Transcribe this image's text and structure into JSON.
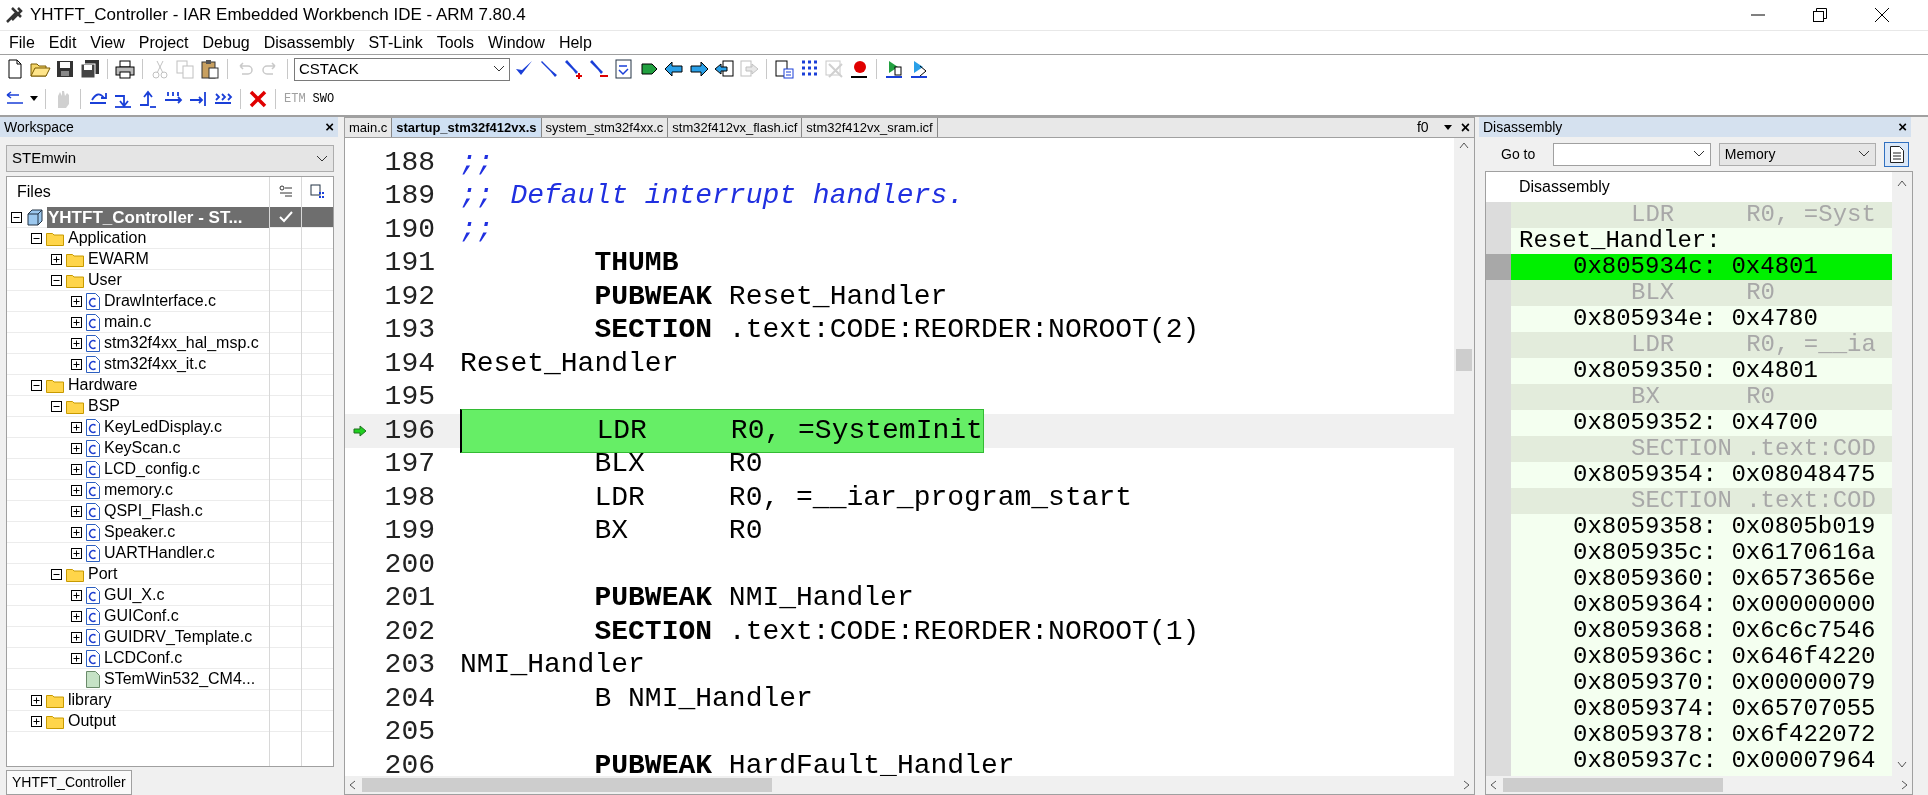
{
  "window": {
    "title": "YHTFT_Controller - IAR Embedded Workbench IDE - ARM 7.80.4"
  },
  "menu": [
    "File",
    "Edit",
    "View",
    "Project",
    "Debug",
    "Disassembly",
    "ST-Link",
    "Tools",
    "Window",
    "Help"
  ],
  "toolbar": {
    "stack_combo": "CSTACK",
    "trace_buttons": [
      {
        "label": "ETM",
        "disabled": true
      },
      {
        "label": "SWO",
        "disabled": false
      }
    ]
  },
  "workspace": {
    "title": "Workspace",
    "close": "×",
    "configuration": "STEmwin",
    "column": "Files",
    "bottom_tab": "YHTFT_Controller",
    "project": {
      "label": "YHTFT_Controller - ST...",
      "selected": true,
      "expanded": true,
      "checked": true,
      "children": [
        {
          "label": "Application",
          "kind": "folder",
          "expanded": true,
          "children": [
            {
              "label": "EWARM",
              "kind": "folder",
              "expanded": false
            },
            {
              "label": "User",
              "kind": "folder",
              "expanded": true,
              "children": [
                {
                  "label": "DrawInterface.c",
                  "kind": "file",
                  "expanded": false
                },
                {
                  "label": "main.c",
                  "kind": "file",
                  "expanded": false
                },
                {
                  "label": "stm32f4xx_hal_msp.c",
                  "kind": "file",
                  "expanded": false
                },
                {
                  "label": "stm32f4xx_it.c",
                  "kind": "file",
                  "expanded": false
                }
              ]
            }
          ]
        },
        {
          "label": "Hardware",
          "kind": "folder",
          "expanded": true,
          "children": [
            {
              "label": "BSP",
              "kind": "folder",
              "expanded": true,
              "children": [
                {
                  "label": "KeyLedDisplay.c",
                  "kind": "file",
                  "expanded": false
                },
                {
                  "label": "KeyScan.c",
                  "kind": "file",
                  "expanded": false
                },
                {
                  "label": "LCD_config.c",
                  "kind": "file",
                  "expanded": false
                },
                {
                  "label": "memory.c",
                  "kind": "file",
                  "expanded": false
                },
                {
                  "label": "QSPI_Flash.c",
                  "kind": "file",
                  "expanded": false
                },
                {
                  "label": "Speaker.c",
                  "kind": "file",
                  "expanded": false
                },
                {
                  "label": "UARTHandler.c",
                  "kind": "file",
                  "expanded": false
                }
              ]
            },
            {
              "label": "Port",
              "kind": "folder",
              "expanded": true,
              "children": [
                {
                  "label": "GUI_X.c",
                  "kind": "file",
                  "expanded": false
                },
                {
                  "label": "GUIConf.c",
                  "kind": "file",
                  "expanded": false
                },
                {
                  "label": "GUIDRV_Template.c",
                  "kind": "file",
                  "expanded": false
                },
                {
                  "label": "LCDConf.c",
                  "kind": "file",
                  "expanded": false
                },
                {
                  "label": "STemWin532_CM4...",
                  "kind": "library"
                }
              ]
            }
          ]
        },
        {
          "label": "library",
          "kind": "folder",
          "expanded": false
        },
        {
          "label": "Output",
          "kind": "folder",
          "expanded": false
        }
      ]
    }
  },
  "editor": {
    "tabs": [
      {
        "label": "main.c",
        "selected": false
      },
      {
        "label": "startup_stm32f412vx.s",
        "selected": true
      },
      {
        "label": "system_stm32f4xx.c",
        "selected": false
      },
      {
        "label": "stm32f412vx_flash.icf",
        "selected": false
      },
      {
        "label": "stm32f412vx_sram.icf",
        "selected": false
      }
    ],
    "function_box": "f0",
    "close": "×",
    "lines": [
      {
        "number": "188",
        "indented": false,
        "current": false,
        "tokens": [
          {
            "kind": "comment",
            "text": ";;"
          }
        ]
      },
      {
        "number": "189",
        "indented": false,
        "current": false,
        "tokens": [
          {
            "kind": "comment",
            "text": ";; Default interrupt handlers."
          }
        ]
      },
      {
        "number": "190",
        "indented": false,
        "current": false,
        "tokens": [
          {
            "kind": "comment",
            "text": ";;"
          }
        ]
      },
      {
        "number": "191",
        "indented": true,
        "current": false,
        "tokens": [
          {
            "kind": "keyword",
            "text": "THUMB"
          }
        ]
      },
      {
        "number": "192",
        "indented": true,
        "current": false,
        "tokens": [
          {
            "kind": "keyword",
            "text": "PUBWEAK"
          },
          {
            "kind": "plain",
            "text": " Reset_Handler"
          }
        ]
      },
      {
        "number": "193",
        "indented": true,
        "current": false,
        "tokens": [
          {
            "kind": "keyword",
            "text": "SECTION"
          },
          {
            "kind": "plain",
            "text": " .text:CODE:REORDER:NOROOT(2)"
          }
        ]
      },
      {
        "number": "194",
        "indented": false,
        "current": false,
        "tokens": [
          {
            "kind": "plain",
            "text": "Reset_Handler"
          }
        ]
      },
      {
        "number": "195"
      },
      {
        "number": "196",
        "indented": true,
        "current": true,
        "tokens": [
          {
            "kind": "plain",
            "text": "LDR     R0, =SystemInit"
          }
        ]
      },
      {
        "number": "197",
        "indented": true,
        "current": false,
        "tokens": [
          {
            "kind": "plain",
            "text": "BLX     R0"
          }
        ]
      },
      {
        "number": "198",
        "indented": true,
        "current": false,
        "tokens": [
          {
            "kind": "plain",
            "text": "LDR     R0, =__iar_program_start"
          }
        ]
      },
      {
        "number": "199",
        "indented": true,
        "current": false,
        "tokens": [
          {
            "kind": "plain",
            "text": "BX      R0"
          }
        ]
      },
      {
        "number": "200"
      },
      {
        "number": "201",
        "indented": true,
        "current": false,
        "tokens": [
          {
            "kind": "keyword",
            "text": "PUBWEAK"
          },
          {
            "kind": "plain",
            "text": " NMI_Handler"
          }
        ]
      },
      {
        "number": "202",
        "indented": true,
        "current": false,
        "tokens": [
          {
            "kind": "keyword",
            "text": "SECTION"
          },
          {
            "kind": "plain",
            "text": " .text:CODE:REORDER:NOROOT(1)"
          }
        ]
      },
      {
        "number": "203",
        "indented": false,
        "current": false,
        "tokens": [
          {
            "kind": "plain",
            "text": "NMI_Handler"
          }
        ]
      },
      {
        "number": "204",
        "indented": true,
        "current": false,
        "tokens": [
          {
            "kind": "plain",
            "text": "B NMI_Handler"
          }
        ]
      },
      {
        "number": "205"
      },
      {
        "number": "206",
        "indented": true,
        "current": false,
        "tokens": [
          {
            "kind": "keyword",
            "text": "PUBWEAK"
          },
          {
            "kind": "plain",
            "text": " HardFault_Handler"
          }
        ]
      }
    ]
  },
  "disassembly": {
    "title": "Disassembly",
    "close": "×",
    "goto_label": "Go to",
    "memory_combo": "Memory",
    "column": "Disassembly",
    "rows": [
      {
        "kind": "source",
        "text": "LDR     R0, =Syst"
      },
      {
        "kind": "label",
        "text": "Reset_Handler:"
      },
      {
        "kind": "code",
        "text": "0x805934c: 0x4801",
        "current": true
      },
      {
        "kind": "source",
        "text": "BLX     R0"
      },
      {
        "kind": "code",
        "text": "0x805934e: 0x4780",
        "current": false
      },
      {
        "kind": "source",
        "text": "LDR     R0, =__ia"
      },
      {
        "kind": "code",
        "text": "0x8059350: 0x4801",
        "current": false
      },
      {
        "kind": "source",
        "text": "BX      R0"
      },
      {
        "kind": "code",
        "text": "0x8059352: 0x4700",
        "current": false
      },
      {
        "kind": "source",
        "text": "SECTION .text:COD"
      },
      {
        "kind": "code",
        "text": "0x8059354: 0x08048475",
        "current": false
      },
      {
        "kind": "source",
        "text": "SECTION .text:COD"
      },
      {
        "kind": "code",
        "text": "0x8059358: 0x0805b019",
        "current": false
      },
      {
        "kind": "code",
        "text": "0x805935c: 0x6170616a",
        "current": false
      },
      {
        "kind": "code",
        "text": "0x8059360: 0x6573656e",
        "current": false
      },
      {
        "kind": "code",
        "text": "0x8059364: 0x00000000",
        "current": false
      },
      {
        "kind": "code",
        "text": "0x8059368: 0x6c6c7546",
        "current": false
      },
      {
        "kind": "code",
        "text": "0x805936c: 0x646f4220",
        "current": false
      },
      {
        "kind": "code",
        "text": "0x8059370: 0x00000079",
        "current": false
      },
      {
        "kind": "code",
        "text": "0x8059374: 0x65707055",
        "current": false
      },
      {
        "kind": "code",
        "text": "0x8059378: 0x6f422072",
        "current": false
      },
      {
        "kind": "code",
        "text": "0x805937c: 0x00007964",
        "current": false
      }
    ]
  }
}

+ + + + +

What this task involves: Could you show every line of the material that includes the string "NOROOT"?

Finished task:
            "text": " .text:CODE:REORDER:NOROOT(2)"
            "text": " .text:CODE:REORDER:NOROOT(1)"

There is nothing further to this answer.